These are the kinds of statistics that research has revealed about sleep deprivation:

  • A 48% increase in the risk of getting or dying from coronary heart disease (CHD);
  • A 15% risk increase in developing or dying from stroke;
  • Interestingly, there is also a 38% risk increase of CHD in people who sleep too much, such as nine or more hours a night!

Just like the rest of your body, your heart needs rest. It never stops beating, so resting that reduces the heart rate and blood pressure is essential to its health.

Sleep Regulates Your Health!

While you sleep, your body regulates insulin levels, hormone levels,including stress hormones, and blood pressure. When you don’t get enough sleep it throws all of those things out of sync.

It’s those hormone levels, in particular, which affect your appetite and energy.
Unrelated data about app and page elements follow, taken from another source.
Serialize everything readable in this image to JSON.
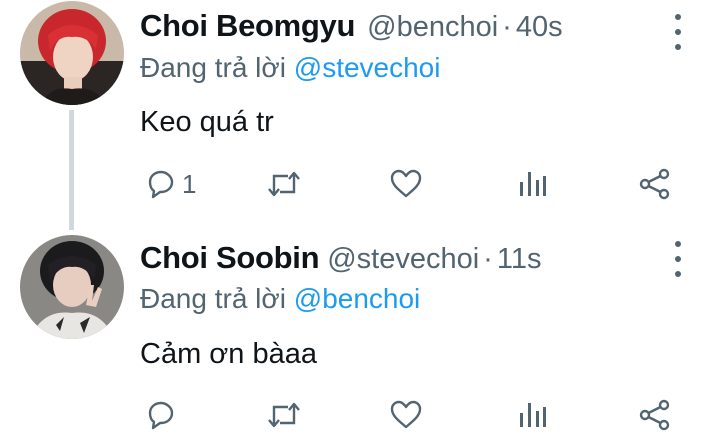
{
  "tweets": [
    {
      "name": "Choi Beomgyu",
      "handle": "@benchoi",
      "separator": "·",
      "time": "40s",
      "replying_prefix": "Đang trả lời",
      "replying_to": "@stevechoi",
      "text": "Keo quá tr",
      "reply_count": "1",
      "avatar_description": "red-haired profile photo"
    },
    {
      "name": "Choi Soobin",
      "handle": "@stevechoi",
      "separator": "·",
      "time": "11s",
      "replying_prefix": "Đang trả lời",
      "replying_to": "@benchoi",
      "text": "Cảm ơn bàaa",
      "reply_count": "",
      "avatar_description": "dark-haired profile photo with peace sign"
    }
  ],
  "actions": [
    "reply-icon",
    "retweet-icon",
    "like-icon",
    "analytics-icon",
    "share-icon"
  ],
  "colors": {
    "text": "#0f1419",
    "secondary": "#536471",
    "link": "#1d9bf0",
    "thread_line": "#cfd9de"
  }
}
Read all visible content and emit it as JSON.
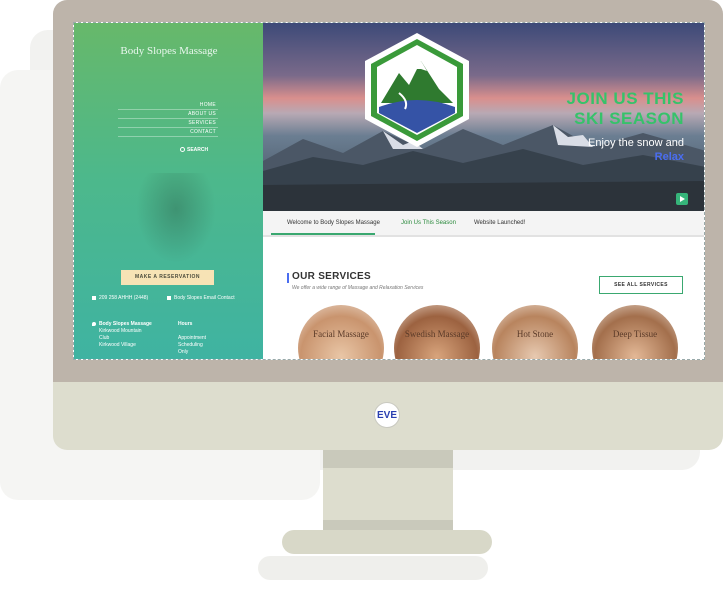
{
  "sidebar": {
    "brand": "Body Slopes Massage",
    "nav": [
      "HOME",
      "ABOUT US",
      "SERVICES",
      "CONTACT"
    ],
    "search_label": "SEARCH",
    "reserve_button": "MAKE A RESERVATION",
    "phone": "209 258 AHHH (2448)",
    "email": "Body Slopes Email Contact",
    "location_title": "Body Slopes Massage",
    "location_lines": [
      "Kirkwood Mountain",
      "Club",
      "Kirkwood Village"
    ],
    "hours_title": "Hours",
    "hours_lines": [
      "Appointment",
      "Scheduling",
      "Only"
    ]
  },
  "hero": {
    "headline_1": "JOIN US THIS",
    "headline_2": "SKI SEASON",
    "subline": "Enjoy the snow and",
    "relax": "Relax"
  },
  "tabs": [
    "Welcome to Body Slopes Massage",
    "Join Us This Season",
    "Website Launched!"
  ],
  "services": {
    "title": "OUR SERVICES",
    "subtitle": "We offer a wide range of Massage and Relaxation Services",
    "see_all": "SEE ALL SERVICES",
    "items": [
      "Facial Massage",
      "Swedish Massage",
      "Hot Stone",
      "Deep Tissue"
    ]
  },
  "colors": {
    "accent_green": "#36c26a",
    "accent_blue": "#4a6df0",
    "sidebar_green": "#4db88b",
    "monitor_frame": "#bdb4aa"
  },
  "icons": [
    "search-icon",
    "phone-icon",
    "email-icon",
    "location-icon",
    "play-icon",
    "brand-logo-icon",
    "mountain-shield-logo"
  ]
}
When those decrease because you’re tired, you have a greater chance for weight gain, the development of insulin resistance, and metabolic syndrome. Metabolic syndrome is a collection of physiological and biochemical abnormalities associated with initiating cardiovascular disease. This is because it triggers inflammation, and studies have shown that inflammation causes high blood pressure. This explains why the risk of stroke or heart attack shoots up when you don’t get enough sleep.

If you already have a heart problem, even short-term sleep deficit is shown to be harmful. The effect of daylight saving time, which strips away that extra hour of additional sleep in spring, is known to increase the risk for heart attacks by a surprising 4%!

The depth of your sleep is also important. Along with shorter sleep, shallow sleep can result in hypertension. Without long periods of deep rest, the important chemicals needed to keep the heart rate and blood pressure lowered, aren’t activated. So, the longer you sleep deeply, the better rested you are and the better your heart feels.

Sleep Apnea

Not everyone suffers from sleep apnea, but the manner in which the condition affects heart health is one of the reasons the “sleep and hearth health” link has been identified.

Sleep apnea causes snoring and gasping for breath while a person sleeps. That condition results in the heart rate increasing, a rise in blood pressure, and frequently disrupted sleep. All of the bodily functions that normally slow down at night are forced to continue operating at a higher rate of activity. Over time, the higher blood pressure carries over into the day. Some researchers believe at least one-third of identified cases of high blood pressure among adults are due to sleep apnea. As mentioned above, high blood pressure during the day increases the chance for cardiovascular issues.

Sleep Deprivation Catches Up with You

No one intentionally decides they just aren’t going to get enough sleep. Even night owls require down time to rejuvenate, and people who thrive on activity and long hours are forced to sleep whether they want to or not. But in many cases it’s simply difficult to fall asleep, or to stay asleep when you finally manage to drift off. That can be due to external factors, such as work, children, emergencies, a middle-of-the-night phone call, a restless partner or pet, an uncomfortable bed, or to internal factors such as worry, anxiety, bad dreams, depression, excitement, or sundry other mental intrusions.

A lack of sleep causes “sleep debt,” which isn’t unlike being overdrawn at your bank. It catches up with your body, and your body won’t let you go without repaying the debt. People don’t adapt to getting less sleep. Eventually all of your functions are impaired and you have to react.

Here are a few tips to help with sleep issues:

  • Get a little exercise during the day
  • Keep regular bedtime hours
  • Refrain from late night snacks; especially caffeine and alcohol
  • Keep your bedroom dark and quiet
  • Limit your use electronics such as a tablet or a cell phone

If you need extra help, a cup of soothing herbal tea, accompanied by a a small dose (1 to 3 mg.) of melatonin may help you fall asleep.

There is an Irish proverb that says “A good laugh and good sleep are the best cures in the doctor’s book.” An excellent perspective to embrace in order to keep your heart healthy!